#### GOAL OF THE EXERCISE:
An exact copy of the records below is required, and it must contain no pictures.

#### DATA PROVIDED:
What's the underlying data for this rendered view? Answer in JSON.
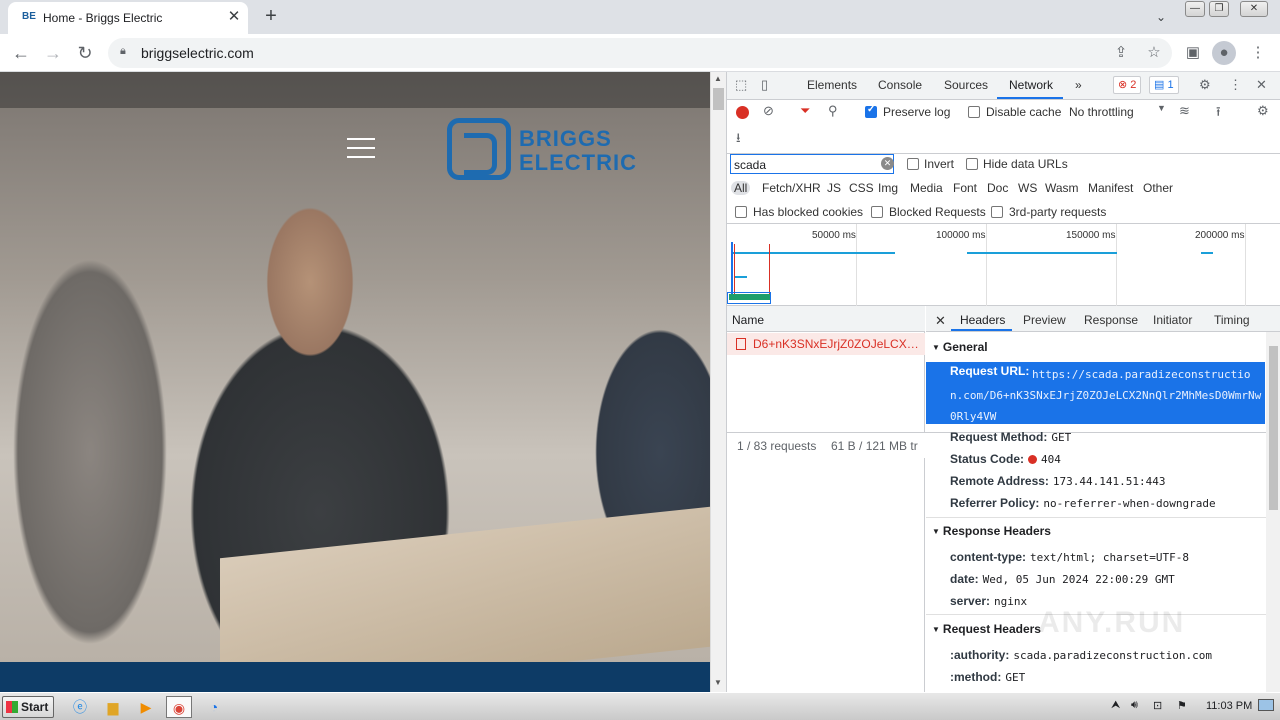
{
  "browser": {
    "tab_title": "Home - Briggs Electric",
    "tab_favicon": "BE",
    "url": "briggselectric.com",
    "window_buttons": [
      "—",
      "❐",
      "✕"
    ]
  },
  "site": {
    "logo_line1": "BRIGGS",
    "logo_line2": "ELECTRIC",
    "brand_color": "#1e6bb0",
    "footer_color": "#0d3b66"
  },
  "devtools": {
    "tabs": [
      "Elements",
      "Console",
      "Sources",
      "Network"
    ],
    "more_tabs": "»",
    "error_count": "2",
    "message_count": "1",
    "preserve_log": "Preserve log",
    "disable_cache": "Disable cache",
    "throttling": "No throttling",
    "filter_value": "scada",
    "invert": "Invert",
    "hide_data_urls": "Hide data URLs",
    "filter_types": [
      "All",
      "Fetch/XHR",
      "JS",
      "CSS",
      "Img",
      "Media",
      "Font",
      "Doc",
      "WS",
      "Wasm",
      "Manifest",
      "Other"
    ],
    "has_blocked_cookies": "Has blocked cookies",
    "blocked_requests": "Blocked Requests",
    "third_party": "3rd-party requests",
    "overview_ticks": [
      "50000 ms",
      "100000 ms",
      "150000 ms",
      "200000 ms"
    ],
    "name_header": "Name",
    "request_name": "D6+nK3SNxEJrjZ0ZOJeLCX2N...",
    "status_requests": "1 / 83 requests",
    "status_size": "61 B / 121 MB tr",
    "detail_tabs": [
      "Headers",
      "Preview",
      "Response",
      "Initiator",
      "Timing"
    ],
    "general": {
      "title": "General",
      "request_url_label": "Request URL:",
      "request_url": "https://scada.paradizeconstruction.com/D6+nK3SNxEJrjZ0ZOJeLCX2NnQlr2MhMesD0WmrNw0Rly4VW",
      "method_label": "Request Method:",
      "method": "GET",
      "status_label": "Status Code:",
      "status": "404",
      "remote_label": "Remote Address:",
      "remote": "173.44.141.51:443",
      "referrer_label": "Referrer Policy:",
      "referrer": "no-referrer-when-downgrade"
    },
    "response_headers": {
      "title": "Response Headers",
      "content_type_label": "content-type:",
      "content_type": "text/html; charset=UTF-8",
      "date_label": "date:",
      "date": "Wed, 05 Jun 2024 22:00:29 GMT",
      "server_label": "server:",
      "server": "nginx"
    },
    "request_headers": {
      "title": "Request Headers",
      "authority_label": ":authority:",
      "authority": "scada.paradizeconstruction.com",
      "method_label": ":method:",
      "method": "GET"
    },
    "watermark": "ANY.RUN"
  },
  "taskbar": {
    "start": "Start",
    "clock": "11:03 PM"
  }
}
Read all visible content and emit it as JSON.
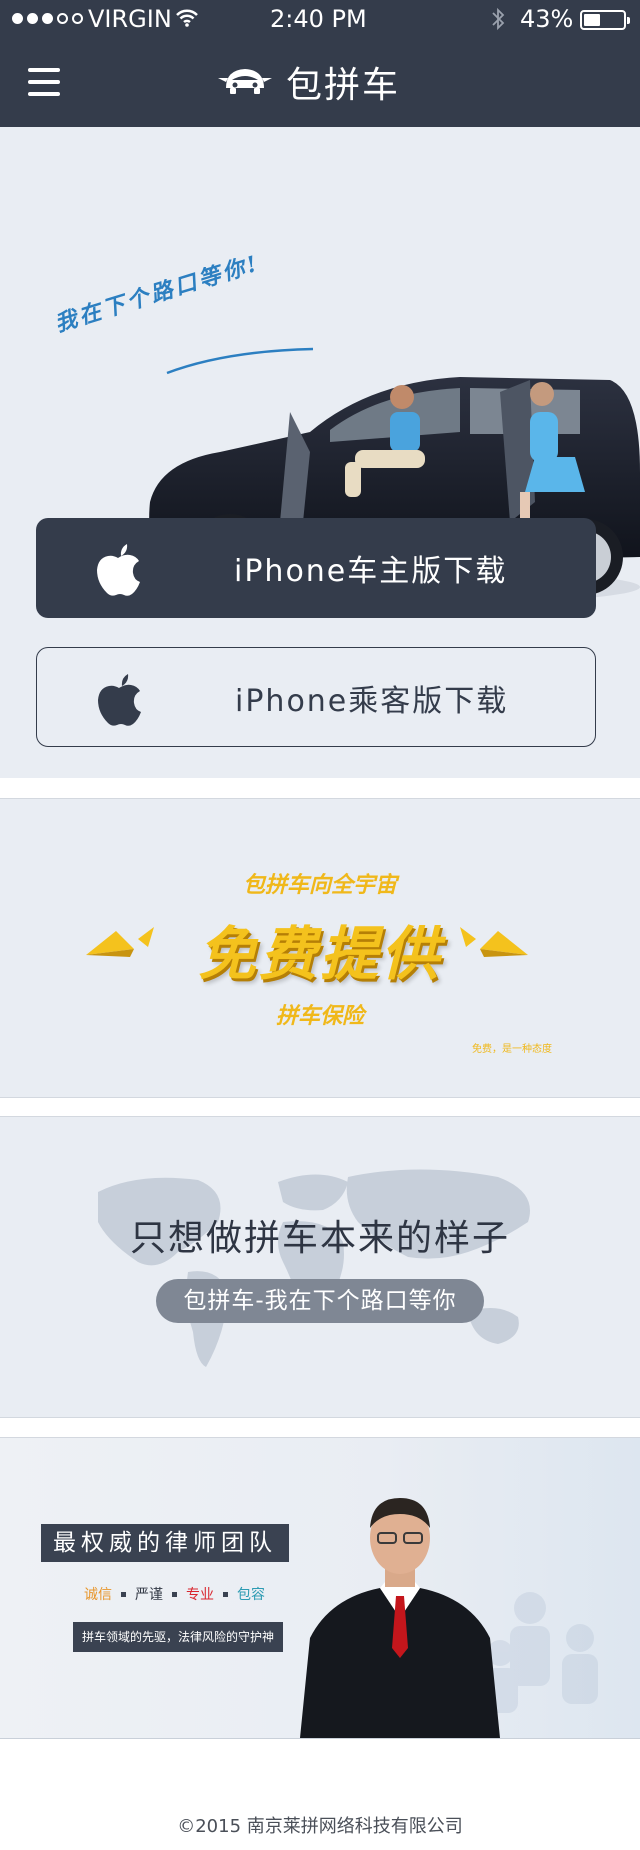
{
  "status_bar": {
    "carrier": "VIRGIN",
    "time": "2:40 PM",
    "battery": "43%",
    "battery_level": 0.43,
    "signal_filled": 3,
    "signal_total": 5,
    "icons": [
      "wifi-icon",
      "bluetooth-icon",
      "battery-icon"
    ]
  },
  "navbar": {
    "title": "包拼车",
    "icons": [
      "menu-icon",
      "car-logo-icon"
    ]
  },
  "hero": {
    "slogan": "我在下个路口等你!",
    "download_owner": "iPhone车主版下载",
    "download_passenger": "iPhone乘客版下载",
    "icon": "apple-icon"
  },
  "promo_free": {
    "top": "包拼车向全宇宙",
    "main": "免费提供",
    "sub": "拼车保险",
    "note": "免费，是一种态度"
  },
  "promo_map": {
    "title": "只想做拼车本来的样子",
    "pill": "包拼车-我在下个路口等你"
  },
  "promo_lawyer": {
    "title": "最权威的律师团队",
    "tags": [
      {
        "text": "诚信",
        "color": "#e8962b"
      },
      {
        "text": "严谨",
        "color": "#333a46"
      },
      {
        "text": "专业",
        "color": "#d9262e"
      },
      {
        "text": "包容",
        "color": "#2d9bb3"
      }
    ],
    "desc": "拼车领域的先驱，法律风险的守护神"
  },
  "footer": {
    "copyright": "©2015 南京莱拼网络科技有限公司"
  },
  "colors": {
    "primary": "#343c4b",
    "background": "#e9edf3",
    "accent_gold": "#f4c21d",
    "slogan_blue": "#2c7fc1"
  }
}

#### RESPONSE TO THE EXERCISE:
What's the underlying data for this rendered view? Answer in JSON.
{
  "browser": {
    "tab_title": "Home - Briggs Electric",
    "tab_favicon": "BE",
    "url": "briggselectric.com",
    "window_buttons": [
      "—",
      "❐",
      "✕"
    ]
  },
  "site": {
    "logo_line1": "BRIGGS",
    "logo_line2": "ELECTRIC",
    "brand_color": "#1e6bb0",
    "footer_color": "#0d3b66"
  },
  "devtools": {
    "tabs": [
      "Elements",
      "Console",
      "Sources",
      "Network"
    ],
    "more_tabs": "»",
    "error_count": "2",
    "message_count": "1",
    "preserve_log": "Preserve log",
    "disable_cache": "Disable cache",
    "throttling": "No throttling",
    "filter_value": "scada",
    "invert": "Invert",
    "hide_data_urls": "Hide data URLs",
    "filter_types": [
      "All",
      "Fetch/XHR",
      "JS",
      "CSS",
      "Img",
      "Media",
      "Font",
      "Doc",
      "WS",
      "Wasm",
      "Manifest",
      "Other"
    ],
    "has_blocked_cookies": "Has blocked cookies",
    "blocked_requests": "Blocked Requests",
    "third_party": "3rd-party requests",
    "overview_ticks": [
      "50000 ms",
      "100000 ms",
      "150000 ms",
      "200000 ms"
    ],
    "name_header": "Name",
    "request_name": "D6+nK3SNxEJrjZ0ZOJeLCX2N...",
    "status_requests": "1 / 83 requests",
    "status_size": "61 B / 121 MB tr",
    "detail_tabs": [
      "Headers",
      "Preview",
      "Response",
      "Initiator",
      "Timing"
    ],
    "general": {
      "title": "General",
      "request_url_label": "Request URL:",
      "request_url": "https://scada.paradizeconstruction.com/D6+nK3SNxEJrjZ0ZOJeLCX2NnQlr2MhMesD0WmrNw0Rly4VW",
      "method_label": "Request Method:",
      "method": "GET",
      "status_label": "Status Code:",
      "status": "404",
      "remote_label": "Remote Address:",
      "remote": "173.44.141.51:443",
      "referrer_label": "Referrer Policy:",
      "referrer": "no-referrer-when-downgrade"
    },
    "response_headers": {
      "title": "Response Headers",
      "content_type_label": "content-type:",
      "content_type": "text/html; charset=UTF-8",
      "date_label": "date:",
      "date": "Wed, 05 Jun 2024 22:00:29 GMT",
      "server_label": "server:",
      "server": "nginx"
    },
    "request_headers": {
      "title": "Request Headers",
      "authority_label": ":authority:",
      "authority": "scada.paradizeconstruction.com",
      "method_label": ":method:",
      "method": "GET"
    },
    "watermark": "ANY.RUN"
  },
  "taskbar": {
    "start": "Start",
    "clock": "11:03 PM"
  }
}
Read all visible content and emit it as JSON.
{
  "status_bar": {
    "carrier": "VIRGIN",
    "time": "2:40 PM",
    "battery": "43%",
    "battery_level": 0.43,
    "signal_filled": 3,
    "signal_total": 5,
    "icons": [
      "wifi-icon",
      "bluetooth-icon",
      "battery-icon"
    ]
  },
  "navbar": {
    "title": "包拼车",
    "icons": [
      "menu-icon",
      "car-logo-icon"
    ]
  },
  "hero": {
    "slogan": "我在下个路口等你!",
    "download_owner": "iPhone车主版下载",
    "download_passenger": "iPhone乘客版下载",
    "icon": "apple-icon"
  },
  "promo_free": {
    "top": "包拼车向全宇宙",
    "main": "免费提供",
    "sub": "拼车保险",
    "note": "免费，是一种态度"
  },
  "promo_map": {
    "title": "只想做拼车本来的样子",
    "pill": "包拼车-我在下个路口等你"
  },
  "promo_lawyer": {
    "title": "最权威的律师团队",
    "tags": [
      {
        "text": "诚信",
        "color": "#e8962b"
      },
      {
        "text": "严谨",
        "color": "#333a46"
      },
      {
        "text": "专业",
        "color": "#d9262e"
      },
      {
        "text": "包容",
        "color": "#2d9bb3"
      }
    ],
    "desc": "拼车领域的先驱，法律风险的守护神"
  },
  "footer": {
    "copyright": "©2015 南京莱拼网络科技有限公司"
  },
  "colors": {
    "primary": "#343c4b",
    "background": "#e9edf3",
    "accent_gold": "#f4c21d",
    "slogan_blue": "#2c7fc1"
  }
}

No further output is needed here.